Though I bashed this category quite a bit, I still use Finale, but only when I’m “publishing”/editing my pieces, and/or arranging music.

Compose by Hand (Old School)

There are many benefits to composing by hand. One of them is flexibility. Although you can not control how your staves look, you can add any marking just the way you want it, such as adding aleatoric boxes, customizing time signatures, omitting barlines…anything really! In addition, Sibelius/Finale contain a lot of tools that you can use to write music. One benefit, in my opinion, to composing by hand is the lack of distractions to writing. Finale is amazing in so many levels, but there’s too many options for me to choose, and sometimes they make composing much more complicated than it should. By hand, I can focus a lot more on only the ACTUAL composing part of the process. As far as how to hear your music, you can either play your music on a piano, play it on your instrument (if possible), or you can give it to a musician who would be willing to check your music out. One of the cons for this method is the editing process. Since you write in pencil, you will be erasing literally all the time. In fact, time is a big problem when writing by hand. When comparing finale to hand, it could take about 10 minutes or less to write 10 measures on finale where it could take about 20 minutes, or more to write 10 measures by hand.

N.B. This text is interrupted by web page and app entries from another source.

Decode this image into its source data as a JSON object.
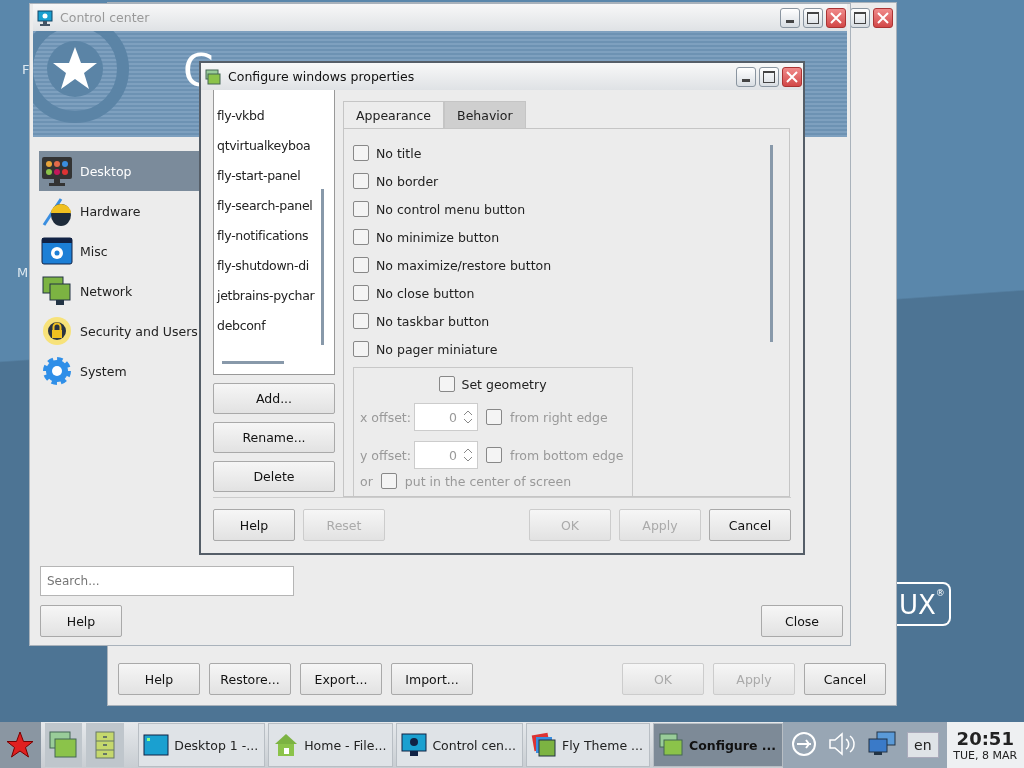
{
  "desktop": {
    "icon_labels": [
      "F",
      "M"
    ],
    "logo": "UX",
    "logo_mark": "®"
  },
  "back_window": {
    "buttons": [
      {
        "label": "Help",
        "disabled": false
      },
      {
        "label": "Restore...",
        "disabled": false
      },
      {
        "label": "Export...",
        "disabled": false
      },
      {
        "label": "Import...",
        "disabled": false
      },
      {
        "label": "OK",
        "disabled": true
      },
      {
        "label": "Apply",
        "disabled": true
      },
      {
        "label": "Cancel",
        "disabled": false
      }
    ]
  },
  "control_center": {
    "title": "Control center",
    "banner_title": "C",
    "categories": [
      {
        "label": "Desktop",
        "selected": true
      },
      {
        "label": "Hardware",
        "selected": false
      },
      {
        "label": "Misc",
        "selected": false
      },
      {
        "label": "Network",
        "selected": false
      },
      {
        "label": "Security and Users",
        "selected": false
      },
      {
        "label": "System",
        "selected": false
      }
    ],
    "search": {
      "placeholder": "Search..."
    },
    "buttons": [
      "Help",
      "Close"
    ]
  },
  "dialog": {
    "title": "Configure windows properties",
    "list": {
      "items": [
        {
          "label": "fly-vkbd",
          "selected": false
        },
        {
          "label": "qtvirtualkeyboa",
          "selected": false
        },
        {
          "label": "fly-start-panel",
          "selected": false
        },
        {
          "label": "fly-search-panel",
          "selected": false
        },
        {
          "label": "fly-notifications",
          "selected": false
        },
        {
          "label": "fly-shutdown-di",
          "selected": false
        },
        {
          "label": "jetbrains-pychar",
          "selected": false
        },
        {
          "label": "debconf",
          "selected": false
        }
      ]
    },
    "list_buttons": [
      "Add...",
      "Rename...",
      "Delete"
    ],
    "tabs": [
      {
        "label": "Appearance",
        "selected": true
      },
      {
        "label": "Behavior",
        "selected": false
      }
    ],
    "options": [
      {
        "label": "No title",
        "checked": false
      },
      {
        "label": "No border",
        "checked": false
      },
      {
        "label": "No control menu button",
        "checked": false
      },
      {
        "label": "No minimize button",
        "checked": false
      },
      {
        "label": "No maximize/restore button",
        "checked": false
      },
      {
        "label": "No close button",
        "checked": false
      },
      {
        "label": "No taskbar button",
        "checked": false
      },
      {
        "label": "No pager miniature",
        "checked": false
      }
    ],
    "geometry": {
      "label": "Set geometry",
      "checked": false,
      "x": {
        "label": "x offset:",
        "value": "0",
        "edge": {
          "label": "from right edge",
          "checked": false
        }
      },
      "y": {
        "label": "y offset:",
        "value": "0",
        "edge": {
          "label": "from bottom edge",
          "checked": false
        }
      },
      "or": "or",
      "center": {
        "label": "put in the center of screen",
        "checked": false
      }
    },
    "buttons": [
      {
        "label": "Help",
        "disabled": false
      },
      {
        "label": "Reset",
        "disabled": true
      },
      {
        "label": "OK",
        "disabled": true
      },
      {
        "label": "Apply",
        "disabled": true
      },
      {
        "label": "Cancel",
        "disabled": false
      }
    ]
  },
  "taskbar": {
    "tasks": [
      {
        "label": "Desktop 1 -...",
        "active": false
      },
      {
        "label": "Home - File...",
        "active": false
      },
      {
        "label": "Control cen...",
        "active": false
      },
      {
        "label": "Fly Theme ...",
        "active": false
      },
      {
        "label": "Configure ...",
        "active": true
      }
    ],
    "language": "en",
    "time": "20:51",
    "date": "TUE, 8 MAR"
  }
}
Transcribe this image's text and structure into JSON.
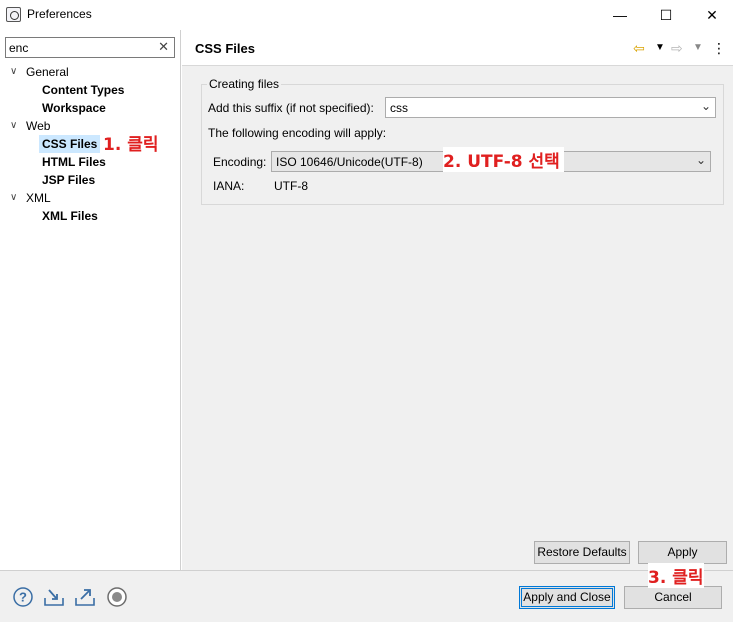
{
  "window": {
    "title": "Preferences",
    "minimize": "—",
    "maximize": "☐",
    "close": "✕"
  },
  "filter": {
    "value": "enc",
    "clear": "✕"
  },
  "tree": {
    "general": "General",
    "content_types": "Content Types",
    "workspace": "Workspace",
    "web": "Web",
    "css_files": "CSS Files",
    "html_files": "HTML Files",
    "jsp_files": "JSP Files",
    "xml": "XML",
    "xml_files": "XML Files"
  },
  "annotations": {
    "step1": "1. 클릭",
    "step2": "2. UTF-8 선택",
    "step3": "3. 클릭"
  },
  "page": {
    "title": "CSS Files",
    "group_title": "Creating files",
    "suffix_label": "Add this suffix (if not specified):",
    "suffix_value": "css",
    "encoding_info": "The following encoding will apply:",
    "encoding_label": "Encoding:",
    "encoding_value": "ISO 10646/Unicode(UTF-8)",
    "iana_label": "IANA:",
    "iana_value": "UTF-8"
  },
  "buttons": {
    "restore_defaults": "Restore Defaults",
    "apply": "Apply",
    "apply_and_close": "Apply and Close",
    "cancel": "Cancel"
  },
  "icons": {
    "help": "help-icon",
    "import": "import-icon",
    "export": "export-icon",
    "record": "record-icon",
    "back": "back-arrow-icon",
    "forward": "forward-arrow-icon",
    "menu": "view-menu-icon"
  },
  "colors": {
    "annotation": "#e02020",
    "selection": "#cce8ff",
    "default_button_border": "#0078d7"
  }
}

I highly recommend writing by hand, however I would also consider using Finale/Sibelius for editing purposes. Everyone has their own preferences about which method is better. The only way to find which method is the right one for you, is to try both methods out.

BTW: the recordings from the Premieres Concert are here, so I will post Concert Etudes I on Youtube tomorrow!

Well, it has been over 1.5 months since my last post and I must say a lot has happened since.

Where to start? Oh yeah!

Well, I have managed to find 17 musicians, including myself, who will be performing in my capstone recital on April 15th at 8pm. The only problem is that I am having a difficult time finding a violinist. I had two violins, then both of them could not perform, found one, but no luck on the second violin. It will work out eventually. Meanwhile, I have been finalizing my rehearsal plans for the recital, and so far it is looking great.

A couple weeks ago, I found out that I have been accepted to Michigan State University for my Masters in Music Composition! Now I know that I will be going to graduate school. As for The Ohio State University, I STILL have not heard from them which concerns me, but I’m not worried.

Now for the composition part of this blog, what am I doing?

Well, I have been working on a set of Concert Etudes for piano: six etudes. I am currently working on the fourth movement of six, as well as editing the first three movements. In addition, I started working on an unaccompanied solo for euphonium. The idea of writing a piece such as this for euphonium came from the influence I took from John Stevens, Soliloquies.


Two days ago, I received an email from Dr. Hutcheson regarding the results for the Honors Competition for Composers at MSU. I am happy to say that I was the runner-up in the orchestra portion of the competition! The best part of the competition was the judge. The judge was none other than the amazing David Maslanka! The email contained many comments from Maslanka. Even though my piece was not the most dominate piece in the competition, the fact that David Maslanka was the judge of this competition was a win for me and everyone else who competed in the competition.